    1. most people are using CsrActiveConfig 0x67 or 0x77; this is basically entirely disabled, and ultimately turns off all of the security that SIP offers.
    2. if you just want to turn off kext signing (ala kext-dev-mode=1 from yosemite) you want to use 0x11
    3. you can find a list of the various Csr options over at insanelymac.
  • update any kext patches to their 10.11 versions
  • If you have an unsupported Nvidia card…
    1. manually turn off the web drivers from the preference pane prior to running the installer.
    2. On the final reboot after installing, manually add the nv_disable=1 boot flag just to be safe
    3. install Nvidia web drivers & reboot without nv_disable
  • If you use CloverALC, make sure to run the script again to re-insert the layout/zml files
  • rebuild kernel cache one last time and reboot

For Nvidia users using any SMBIOS other than Mac Pro, you don’t need to change your SMBIOS for the install. Use a tool like pacifist to force install the drivers, then manually run the installer package. The Nvidia installer script does a check for existing driver components (specifically NVDAResmanWeb.kext), and if it finds them, it bypasses the hardware/SMBIOS check and allows the installation on any system with compatible OS version.

Ok Apple, I’m interested…

I didn’t have a lot of interest (and definitely no sense of “FOMO”) when Apple first announced the Apple Watch, nor when it was released, nor even after WWDC and the Watch OS 2.0 announcement.

But that all changed today, because the rose-gold aluminum is just flat gorgeous. I don’t think there’s too much to say really, Apple did a fantastic job of nailing subtle feminine style.

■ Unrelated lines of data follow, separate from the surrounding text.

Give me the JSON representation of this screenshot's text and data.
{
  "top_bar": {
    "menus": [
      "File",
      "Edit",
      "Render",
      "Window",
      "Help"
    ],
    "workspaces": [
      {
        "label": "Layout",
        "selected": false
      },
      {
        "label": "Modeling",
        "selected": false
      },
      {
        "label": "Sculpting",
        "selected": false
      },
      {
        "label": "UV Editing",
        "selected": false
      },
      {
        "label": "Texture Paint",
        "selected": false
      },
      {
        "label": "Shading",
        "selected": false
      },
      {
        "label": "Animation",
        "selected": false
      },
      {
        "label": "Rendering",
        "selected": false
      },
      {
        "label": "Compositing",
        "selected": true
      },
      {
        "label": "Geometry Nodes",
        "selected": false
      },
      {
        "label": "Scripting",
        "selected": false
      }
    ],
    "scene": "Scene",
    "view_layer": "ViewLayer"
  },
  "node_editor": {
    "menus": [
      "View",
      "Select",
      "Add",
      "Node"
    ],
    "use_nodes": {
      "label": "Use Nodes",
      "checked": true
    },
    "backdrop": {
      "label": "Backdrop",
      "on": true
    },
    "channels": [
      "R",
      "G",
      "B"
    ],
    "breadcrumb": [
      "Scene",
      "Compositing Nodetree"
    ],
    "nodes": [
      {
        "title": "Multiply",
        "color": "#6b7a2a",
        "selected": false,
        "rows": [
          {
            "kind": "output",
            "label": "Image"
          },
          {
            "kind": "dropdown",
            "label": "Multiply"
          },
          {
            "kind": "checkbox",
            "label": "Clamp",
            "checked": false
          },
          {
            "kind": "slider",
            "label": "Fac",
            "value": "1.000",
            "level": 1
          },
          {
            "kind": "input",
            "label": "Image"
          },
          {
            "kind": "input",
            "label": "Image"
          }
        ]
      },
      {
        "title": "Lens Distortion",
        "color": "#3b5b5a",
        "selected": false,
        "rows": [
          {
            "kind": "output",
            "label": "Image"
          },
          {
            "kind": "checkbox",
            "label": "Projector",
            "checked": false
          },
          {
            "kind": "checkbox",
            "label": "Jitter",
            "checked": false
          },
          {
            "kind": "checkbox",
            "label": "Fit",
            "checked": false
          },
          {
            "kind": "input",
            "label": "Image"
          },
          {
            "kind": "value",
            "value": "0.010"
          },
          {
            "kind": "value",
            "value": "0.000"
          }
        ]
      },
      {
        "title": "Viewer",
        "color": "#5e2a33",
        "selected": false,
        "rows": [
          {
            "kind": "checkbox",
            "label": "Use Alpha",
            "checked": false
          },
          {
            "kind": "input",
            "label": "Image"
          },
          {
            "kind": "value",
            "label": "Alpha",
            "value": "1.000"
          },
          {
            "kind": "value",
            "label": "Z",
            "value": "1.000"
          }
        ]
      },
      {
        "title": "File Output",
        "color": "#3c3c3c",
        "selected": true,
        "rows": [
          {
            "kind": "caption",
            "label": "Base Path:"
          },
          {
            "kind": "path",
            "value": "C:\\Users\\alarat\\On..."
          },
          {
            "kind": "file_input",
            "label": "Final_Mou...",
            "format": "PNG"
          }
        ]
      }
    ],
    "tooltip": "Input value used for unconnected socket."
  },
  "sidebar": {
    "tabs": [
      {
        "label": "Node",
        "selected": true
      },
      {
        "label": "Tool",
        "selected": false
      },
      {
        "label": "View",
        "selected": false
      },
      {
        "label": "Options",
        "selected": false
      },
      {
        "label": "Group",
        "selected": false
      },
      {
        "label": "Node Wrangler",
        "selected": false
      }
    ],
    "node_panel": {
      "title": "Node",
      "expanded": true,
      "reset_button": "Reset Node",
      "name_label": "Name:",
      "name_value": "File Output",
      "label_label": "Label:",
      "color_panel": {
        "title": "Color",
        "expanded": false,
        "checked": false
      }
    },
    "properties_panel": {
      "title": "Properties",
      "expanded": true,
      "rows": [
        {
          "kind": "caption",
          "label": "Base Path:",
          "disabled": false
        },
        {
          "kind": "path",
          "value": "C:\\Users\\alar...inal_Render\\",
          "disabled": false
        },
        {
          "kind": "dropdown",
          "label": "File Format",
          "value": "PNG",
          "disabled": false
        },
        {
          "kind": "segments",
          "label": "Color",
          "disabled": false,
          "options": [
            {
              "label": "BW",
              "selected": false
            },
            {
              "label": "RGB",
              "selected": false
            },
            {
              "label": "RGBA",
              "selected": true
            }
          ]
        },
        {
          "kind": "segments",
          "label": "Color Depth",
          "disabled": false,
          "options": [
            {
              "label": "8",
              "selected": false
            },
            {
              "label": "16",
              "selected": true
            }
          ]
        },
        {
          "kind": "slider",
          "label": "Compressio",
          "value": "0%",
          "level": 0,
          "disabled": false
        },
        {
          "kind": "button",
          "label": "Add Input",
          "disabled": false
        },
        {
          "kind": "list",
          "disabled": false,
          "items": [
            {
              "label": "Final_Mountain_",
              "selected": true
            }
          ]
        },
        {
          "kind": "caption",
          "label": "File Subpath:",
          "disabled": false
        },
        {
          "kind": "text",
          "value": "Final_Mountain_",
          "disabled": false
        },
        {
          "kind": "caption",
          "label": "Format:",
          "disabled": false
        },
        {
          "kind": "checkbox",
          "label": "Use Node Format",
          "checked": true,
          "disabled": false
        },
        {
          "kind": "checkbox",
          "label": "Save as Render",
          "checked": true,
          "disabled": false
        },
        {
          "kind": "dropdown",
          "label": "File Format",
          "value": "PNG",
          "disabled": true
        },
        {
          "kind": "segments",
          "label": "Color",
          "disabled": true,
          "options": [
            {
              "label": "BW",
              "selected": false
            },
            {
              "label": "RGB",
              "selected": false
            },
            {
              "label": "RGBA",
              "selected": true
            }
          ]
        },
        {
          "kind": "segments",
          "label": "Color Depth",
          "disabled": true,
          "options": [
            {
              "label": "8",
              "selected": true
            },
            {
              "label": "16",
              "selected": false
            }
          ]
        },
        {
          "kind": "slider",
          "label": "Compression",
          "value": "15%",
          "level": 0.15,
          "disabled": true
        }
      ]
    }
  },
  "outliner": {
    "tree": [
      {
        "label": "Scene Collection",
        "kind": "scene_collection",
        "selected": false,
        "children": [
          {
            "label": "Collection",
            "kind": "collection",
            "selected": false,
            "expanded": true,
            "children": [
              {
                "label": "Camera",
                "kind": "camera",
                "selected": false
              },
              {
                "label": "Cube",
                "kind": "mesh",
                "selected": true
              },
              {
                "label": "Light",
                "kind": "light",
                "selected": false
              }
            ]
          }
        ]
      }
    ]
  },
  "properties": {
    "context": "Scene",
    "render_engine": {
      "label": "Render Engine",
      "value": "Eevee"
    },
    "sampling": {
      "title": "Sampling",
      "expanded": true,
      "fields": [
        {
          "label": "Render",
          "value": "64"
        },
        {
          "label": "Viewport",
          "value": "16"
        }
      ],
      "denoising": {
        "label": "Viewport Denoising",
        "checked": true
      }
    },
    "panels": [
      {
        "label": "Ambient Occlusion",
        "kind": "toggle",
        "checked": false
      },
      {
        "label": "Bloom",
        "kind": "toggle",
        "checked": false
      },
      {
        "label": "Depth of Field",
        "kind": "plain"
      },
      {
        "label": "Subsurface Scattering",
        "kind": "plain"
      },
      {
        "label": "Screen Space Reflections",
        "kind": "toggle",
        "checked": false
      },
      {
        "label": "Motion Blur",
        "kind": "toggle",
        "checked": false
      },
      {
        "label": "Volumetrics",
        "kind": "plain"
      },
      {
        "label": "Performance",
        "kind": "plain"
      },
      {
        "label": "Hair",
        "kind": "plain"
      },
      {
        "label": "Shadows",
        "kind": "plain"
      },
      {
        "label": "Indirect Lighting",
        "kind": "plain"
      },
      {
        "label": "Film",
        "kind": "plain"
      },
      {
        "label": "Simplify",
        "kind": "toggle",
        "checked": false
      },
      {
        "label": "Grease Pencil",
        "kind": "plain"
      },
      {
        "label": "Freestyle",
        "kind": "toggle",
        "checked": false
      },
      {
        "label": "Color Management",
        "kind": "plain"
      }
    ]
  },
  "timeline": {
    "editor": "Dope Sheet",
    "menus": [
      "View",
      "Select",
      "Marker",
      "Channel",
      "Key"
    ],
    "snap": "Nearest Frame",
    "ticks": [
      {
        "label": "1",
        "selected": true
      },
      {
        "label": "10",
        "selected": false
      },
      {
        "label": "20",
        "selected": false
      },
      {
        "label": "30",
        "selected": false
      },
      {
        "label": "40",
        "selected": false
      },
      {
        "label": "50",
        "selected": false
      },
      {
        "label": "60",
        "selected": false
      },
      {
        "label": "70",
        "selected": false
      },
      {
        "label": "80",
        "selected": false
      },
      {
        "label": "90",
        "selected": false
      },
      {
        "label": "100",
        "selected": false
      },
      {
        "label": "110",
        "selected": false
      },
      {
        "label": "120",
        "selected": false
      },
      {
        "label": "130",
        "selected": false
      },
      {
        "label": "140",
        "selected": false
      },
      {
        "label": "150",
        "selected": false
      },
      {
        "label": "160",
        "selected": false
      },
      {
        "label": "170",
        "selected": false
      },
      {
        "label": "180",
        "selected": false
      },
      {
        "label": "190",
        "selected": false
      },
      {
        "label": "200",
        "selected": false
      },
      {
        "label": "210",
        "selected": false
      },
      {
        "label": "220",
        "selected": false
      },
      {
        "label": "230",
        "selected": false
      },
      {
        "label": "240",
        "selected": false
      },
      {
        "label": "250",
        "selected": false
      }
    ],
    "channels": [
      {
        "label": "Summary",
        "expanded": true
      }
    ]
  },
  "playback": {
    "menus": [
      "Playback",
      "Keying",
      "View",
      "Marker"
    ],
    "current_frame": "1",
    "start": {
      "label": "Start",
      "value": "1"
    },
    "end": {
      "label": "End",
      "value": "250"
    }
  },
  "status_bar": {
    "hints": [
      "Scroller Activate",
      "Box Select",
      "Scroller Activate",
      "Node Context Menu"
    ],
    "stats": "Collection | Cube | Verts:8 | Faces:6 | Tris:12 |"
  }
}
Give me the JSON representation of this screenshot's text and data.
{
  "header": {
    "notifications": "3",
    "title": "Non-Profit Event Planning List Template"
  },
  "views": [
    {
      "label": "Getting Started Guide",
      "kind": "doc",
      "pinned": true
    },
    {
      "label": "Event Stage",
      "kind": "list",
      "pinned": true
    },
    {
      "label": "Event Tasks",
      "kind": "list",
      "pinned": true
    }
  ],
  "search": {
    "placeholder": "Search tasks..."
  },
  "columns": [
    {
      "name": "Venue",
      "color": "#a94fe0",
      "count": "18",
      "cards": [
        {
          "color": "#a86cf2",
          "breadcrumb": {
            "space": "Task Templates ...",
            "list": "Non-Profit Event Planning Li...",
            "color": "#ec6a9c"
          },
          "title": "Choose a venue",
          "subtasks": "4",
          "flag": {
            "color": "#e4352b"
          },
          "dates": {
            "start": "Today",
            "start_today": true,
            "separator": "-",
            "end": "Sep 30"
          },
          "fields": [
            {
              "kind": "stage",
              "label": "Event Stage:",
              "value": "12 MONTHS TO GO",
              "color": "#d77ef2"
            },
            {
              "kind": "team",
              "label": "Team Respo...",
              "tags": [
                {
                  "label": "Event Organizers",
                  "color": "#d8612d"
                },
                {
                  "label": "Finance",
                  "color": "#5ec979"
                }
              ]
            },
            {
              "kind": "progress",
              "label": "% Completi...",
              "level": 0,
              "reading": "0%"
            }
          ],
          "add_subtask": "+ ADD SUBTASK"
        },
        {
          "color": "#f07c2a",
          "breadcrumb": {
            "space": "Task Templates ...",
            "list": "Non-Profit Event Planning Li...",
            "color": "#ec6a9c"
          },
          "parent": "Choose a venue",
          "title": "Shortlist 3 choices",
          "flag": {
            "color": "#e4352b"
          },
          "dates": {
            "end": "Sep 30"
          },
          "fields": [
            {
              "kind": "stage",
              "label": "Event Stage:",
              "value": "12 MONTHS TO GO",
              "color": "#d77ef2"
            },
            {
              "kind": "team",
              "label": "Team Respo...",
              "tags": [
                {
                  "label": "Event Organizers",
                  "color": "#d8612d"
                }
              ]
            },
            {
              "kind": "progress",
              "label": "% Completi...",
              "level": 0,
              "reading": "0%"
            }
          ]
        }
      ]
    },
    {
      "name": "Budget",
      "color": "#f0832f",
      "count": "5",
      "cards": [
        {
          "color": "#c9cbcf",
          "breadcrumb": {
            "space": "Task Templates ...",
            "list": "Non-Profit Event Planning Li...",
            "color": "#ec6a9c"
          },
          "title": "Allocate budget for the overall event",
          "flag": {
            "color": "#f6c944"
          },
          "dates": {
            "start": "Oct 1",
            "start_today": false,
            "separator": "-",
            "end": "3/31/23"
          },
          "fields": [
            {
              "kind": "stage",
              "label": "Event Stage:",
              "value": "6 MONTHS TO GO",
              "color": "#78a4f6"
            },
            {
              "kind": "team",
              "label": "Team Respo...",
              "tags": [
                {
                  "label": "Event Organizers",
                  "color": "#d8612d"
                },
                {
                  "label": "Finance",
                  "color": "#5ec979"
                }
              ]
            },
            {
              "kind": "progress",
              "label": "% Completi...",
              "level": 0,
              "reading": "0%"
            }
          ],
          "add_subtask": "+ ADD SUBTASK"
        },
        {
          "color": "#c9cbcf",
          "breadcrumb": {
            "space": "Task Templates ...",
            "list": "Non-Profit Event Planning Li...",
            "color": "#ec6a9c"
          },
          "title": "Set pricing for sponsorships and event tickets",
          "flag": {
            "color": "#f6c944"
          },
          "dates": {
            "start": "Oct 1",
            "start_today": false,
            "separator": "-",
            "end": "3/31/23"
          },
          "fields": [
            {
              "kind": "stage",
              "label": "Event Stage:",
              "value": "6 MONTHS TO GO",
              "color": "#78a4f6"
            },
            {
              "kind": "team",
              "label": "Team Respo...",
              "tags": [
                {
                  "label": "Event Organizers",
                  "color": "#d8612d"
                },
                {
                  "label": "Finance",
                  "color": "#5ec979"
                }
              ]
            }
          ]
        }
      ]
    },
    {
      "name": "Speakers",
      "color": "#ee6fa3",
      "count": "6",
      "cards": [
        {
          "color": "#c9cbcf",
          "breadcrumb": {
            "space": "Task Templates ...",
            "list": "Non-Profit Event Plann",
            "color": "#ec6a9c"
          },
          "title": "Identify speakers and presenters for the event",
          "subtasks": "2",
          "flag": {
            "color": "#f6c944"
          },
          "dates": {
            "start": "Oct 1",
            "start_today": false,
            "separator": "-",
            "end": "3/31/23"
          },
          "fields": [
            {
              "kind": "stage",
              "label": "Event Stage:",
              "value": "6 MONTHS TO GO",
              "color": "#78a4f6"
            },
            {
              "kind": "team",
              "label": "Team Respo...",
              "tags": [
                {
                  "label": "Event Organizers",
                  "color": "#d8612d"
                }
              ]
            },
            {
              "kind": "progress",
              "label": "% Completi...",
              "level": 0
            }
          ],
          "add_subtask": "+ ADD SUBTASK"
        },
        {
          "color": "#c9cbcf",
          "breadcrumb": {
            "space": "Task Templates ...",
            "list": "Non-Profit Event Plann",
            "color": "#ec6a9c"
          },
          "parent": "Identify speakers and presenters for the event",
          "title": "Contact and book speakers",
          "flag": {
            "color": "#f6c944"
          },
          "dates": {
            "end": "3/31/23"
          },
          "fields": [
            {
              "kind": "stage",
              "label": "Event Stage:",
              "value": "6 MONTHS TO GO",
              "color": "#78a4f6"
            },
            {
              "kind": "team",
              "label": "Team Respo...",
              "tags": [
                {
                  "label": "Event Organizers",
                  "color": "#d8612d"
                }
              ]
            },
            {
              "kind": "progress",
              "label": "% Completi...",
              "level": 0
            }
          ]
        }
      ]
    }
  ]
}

Granted, I’d still prefer an option for a 42mm sport watch in rose gold aluminum with the lavender band from the 38mm, but the stone band is also very clean and professional, and should pair well with the forthcoming Rose Gold iPhone 6s models.